Currently, there is a generalized crisis in governance as traditional governance encounters the Internet. On the Internet, there has been revelations of US mass surveillance and massive abuse of personal data. The traditional governance bodies of the Internet from the ITU to W3C seem hard-pressed by Silicon Valley companies, which has lead to widespread disillusionment. At the same time, the European Union's General Data Protection Directive is attempting to enforce European rights, but purely through legal rather than technical means. Yet there have been new technologies based on encryption, such as blockchain technologies, that claim to be able to revolutionize governance. But, at the same time, there are numerous perils, such as the rise of opaque AI decision-making systems and consolidation of power in the hands of a few technologists, rather than a rapid democratization of technology.

Given these technical and political developments, new and improved models that take into account citizen involvement and improve meaningful participation need to be developed, along with fundamental Internet rights that can both be adopted by national governments, supra-national bodies, corporations, and cities. These principles will likely have to do with the guarantee of privacy, data protection, and other fundamental rights that are especially impacted by the Internet. This workshop will discuss the issues of decentralization, self-sovereignty, and net rights. In particular, this session will explore the understanding of the current national and international governance processes (both strengths and weaknesses, with a particular focus on the case of Russia) and new decentralized participatory practices based on crowdsourcing and citizen involvement.

Confirmed participants:
- Ksenia Ermoshina (CNRS): Sociology of the Russian Internet
- Moxie Marlinspike (Signal): Inventor of end-to-end encryption app Signal
- Ben Laurie (DeepMind): AI and security expert
- Yuk Hui (Leuphana University): Philosophy of technology
- Primavera Di Fillippi (CNRS): Blockchain and the Law
The workshop welcomes submissions of short statements (up to 300 words) to the INSCI EasyChair page.

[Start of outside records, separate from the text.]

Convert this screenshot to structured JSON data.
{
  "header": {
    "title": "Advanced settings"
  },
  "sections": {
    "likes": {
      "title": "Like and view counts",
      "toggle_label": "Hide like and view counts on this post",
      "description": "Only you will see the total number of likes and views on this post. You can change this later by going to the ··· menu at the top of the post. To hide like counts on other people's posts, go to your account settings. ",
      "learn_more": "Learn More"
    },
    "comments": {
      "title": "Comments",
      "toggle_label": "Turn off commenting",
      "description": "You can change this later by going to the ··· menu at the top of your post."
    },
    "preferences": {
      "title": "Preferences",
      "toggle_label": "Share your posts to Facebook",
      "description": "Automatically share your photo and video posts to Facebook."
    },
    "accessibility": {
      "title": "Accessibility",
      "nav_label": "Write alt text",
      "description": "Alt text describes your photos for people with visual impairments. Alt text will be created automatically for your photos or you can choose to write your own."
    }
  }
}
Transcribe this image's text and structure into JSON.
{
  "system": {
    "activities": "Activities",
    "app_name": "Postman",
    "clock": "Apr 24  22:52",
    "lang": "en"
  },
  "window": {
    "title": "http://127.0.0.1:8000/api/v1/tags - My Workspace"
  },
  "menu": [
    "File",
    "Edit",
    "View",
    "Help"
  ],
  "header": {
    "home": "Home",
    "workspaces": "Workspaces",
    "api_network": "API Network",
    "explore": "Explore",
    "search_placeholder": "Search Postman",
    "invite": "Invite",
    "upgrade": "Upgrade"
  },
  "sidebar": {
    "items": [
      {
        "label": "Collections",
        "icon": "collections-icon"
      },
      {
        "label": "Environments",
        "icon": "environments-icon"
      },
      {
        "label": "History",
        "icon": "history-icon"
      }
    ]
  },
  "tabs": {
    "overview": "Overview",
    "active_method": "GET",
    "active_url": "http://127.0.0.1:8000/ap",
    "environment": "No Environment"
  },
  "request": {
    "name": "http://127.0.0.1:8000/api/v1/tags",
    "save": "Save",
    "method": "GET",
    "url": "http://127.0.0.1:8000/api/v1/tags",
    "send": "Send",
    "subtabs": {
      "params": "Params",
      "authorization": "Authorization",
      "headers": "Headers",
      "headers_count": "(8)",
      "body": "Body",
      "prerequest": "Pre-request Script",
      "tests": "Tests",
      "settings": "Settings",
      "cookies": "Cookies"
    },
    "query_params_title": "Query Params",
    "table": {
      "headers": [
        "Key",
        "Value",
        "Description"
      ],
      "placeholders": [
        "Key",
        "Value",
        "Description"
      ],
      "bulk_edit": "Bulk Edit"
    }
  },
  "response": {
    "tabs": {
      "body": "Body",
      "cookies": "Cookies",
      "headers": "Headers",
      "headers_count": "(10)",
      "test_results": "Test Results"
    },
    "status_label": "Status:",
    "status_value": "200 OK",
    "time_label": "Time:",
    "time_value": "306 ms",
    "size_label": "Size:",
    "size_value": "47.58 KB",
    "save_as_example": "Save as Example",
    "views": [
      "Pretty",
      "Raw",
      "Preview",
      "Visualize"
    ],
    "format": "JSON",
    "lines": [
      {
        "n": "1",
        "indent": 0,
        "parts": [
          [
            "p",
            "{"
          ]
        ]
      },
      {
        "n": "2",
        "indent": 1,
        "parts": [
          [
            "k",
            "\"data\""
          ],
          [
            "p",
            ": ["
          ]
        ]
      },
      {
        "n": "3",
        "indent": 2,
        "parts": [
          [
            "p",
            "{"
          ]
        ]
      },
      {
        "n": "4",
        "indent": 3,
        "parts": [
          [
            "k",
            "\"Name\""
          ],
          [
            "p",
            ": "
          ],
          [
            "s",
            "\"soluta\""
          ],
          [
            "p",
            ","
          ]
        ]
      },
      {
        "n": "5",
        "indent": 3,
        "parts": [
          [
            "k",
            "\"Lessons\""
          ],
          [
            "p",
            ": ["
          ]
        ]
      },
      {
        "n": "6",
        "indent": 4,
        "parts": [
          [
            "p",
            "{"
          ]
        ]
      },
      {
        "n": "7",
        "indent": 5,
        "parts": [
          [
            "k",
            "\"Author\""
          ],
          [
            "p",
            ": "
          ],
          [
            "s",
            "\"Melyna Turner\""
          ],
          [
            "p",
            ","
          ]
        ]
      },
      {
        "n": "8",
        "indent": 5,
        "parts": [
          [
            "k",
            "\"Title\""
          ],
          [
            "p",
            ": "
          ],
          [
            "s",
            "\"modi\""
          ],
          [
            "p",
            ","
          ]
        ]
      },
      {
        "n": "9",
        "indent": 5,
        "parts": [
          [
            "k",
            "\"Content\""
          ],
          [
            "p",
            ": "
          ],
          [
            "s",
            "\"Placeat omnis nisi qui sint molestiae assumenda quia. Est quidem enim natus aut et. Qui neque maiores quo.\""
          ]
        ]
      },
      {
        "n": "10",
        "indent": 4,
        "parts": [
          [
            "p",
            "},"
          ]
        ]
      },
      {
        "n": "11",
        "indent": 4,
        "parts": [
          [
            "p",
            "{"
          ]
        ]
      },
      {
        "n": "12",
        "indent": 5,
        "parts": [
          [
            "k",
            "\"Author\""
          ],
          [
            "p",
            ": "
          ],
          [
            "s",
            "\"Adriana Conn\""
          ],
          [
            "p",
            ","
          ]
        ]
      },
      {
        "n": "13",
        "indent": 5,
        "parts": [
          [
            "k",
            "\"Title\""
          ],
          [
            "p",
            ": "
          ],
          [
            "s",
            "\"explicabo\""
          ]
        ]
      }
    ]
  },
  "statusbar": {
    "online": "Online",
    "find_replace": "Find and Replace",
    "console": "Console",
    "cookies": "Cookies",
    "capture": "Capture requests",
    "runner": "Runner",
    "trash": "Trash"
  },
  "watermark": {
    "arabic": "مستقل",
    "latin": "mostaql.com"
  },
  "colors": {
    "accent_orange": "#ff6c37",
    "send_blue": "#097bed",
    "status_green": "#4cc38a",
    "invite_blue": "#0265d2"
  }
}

Several invited talk, an invited panel, and an open discussion are planned for this workshop. The statements will not be published in the conference proceedings but will be a valuable contribution to the workshop.
INSCI program committee also encourages submissions of short papers (5 to 8 pages) and full papers (9 to 12 pages) dedicated to the workshop themes by October 5, 2018. Camera-ready papers will be due November 10, 2018.
Internet as an issue:
an international workshop on government and media narratives
DEADLINE EXTENDED: October 5, 2018
Organizers:
Polina Kolozaridi, Leonid Yuldashev, Center for Insternet and Society, Moscow, Russia

There are plenty of stereotypes about Internet in Russia. The state is usually observed as an enemy of Internet development; society and media are often determined in an occasional way. We try to explore the variety of approaches, systematise and clarify how Internet becomes an issue for regulation and discussion, what we know about it and who is constructing it.

Basing on several approaches, we will try to analyse both structures and content of policies and other discourses connected with those. Using social imaginaries studies (Flichy 2004; Mansell 2013) we are analysing how policies, media and knowledge about the internet changed depending on actors and time. We also consider the structure of policy-makers and stakeholders. We stay on mild social constructivist positions encompassing knowledge and discourses as well as trying to understand the infrastructure. The panel will consist of case studies and more broad approaches, so we encourage to participate all scholars who deal with each of them.
The workshop welcomes submissions of short statements (up to 300 words) to the INSCI EasyChair page. Several invited talk, an invited panel, and an open discussion are planned for this workshop. The statements will not be published in the conference proceedings but will be a valuable contribution to the workshop.
INSCI program committee also encourages submissions of short papers (5 to 8 pages) and full papers (9 to 12 pages) dedicated to the workshop themes by October 5, 2018. Camera-ready papers will be due November 10, 2018.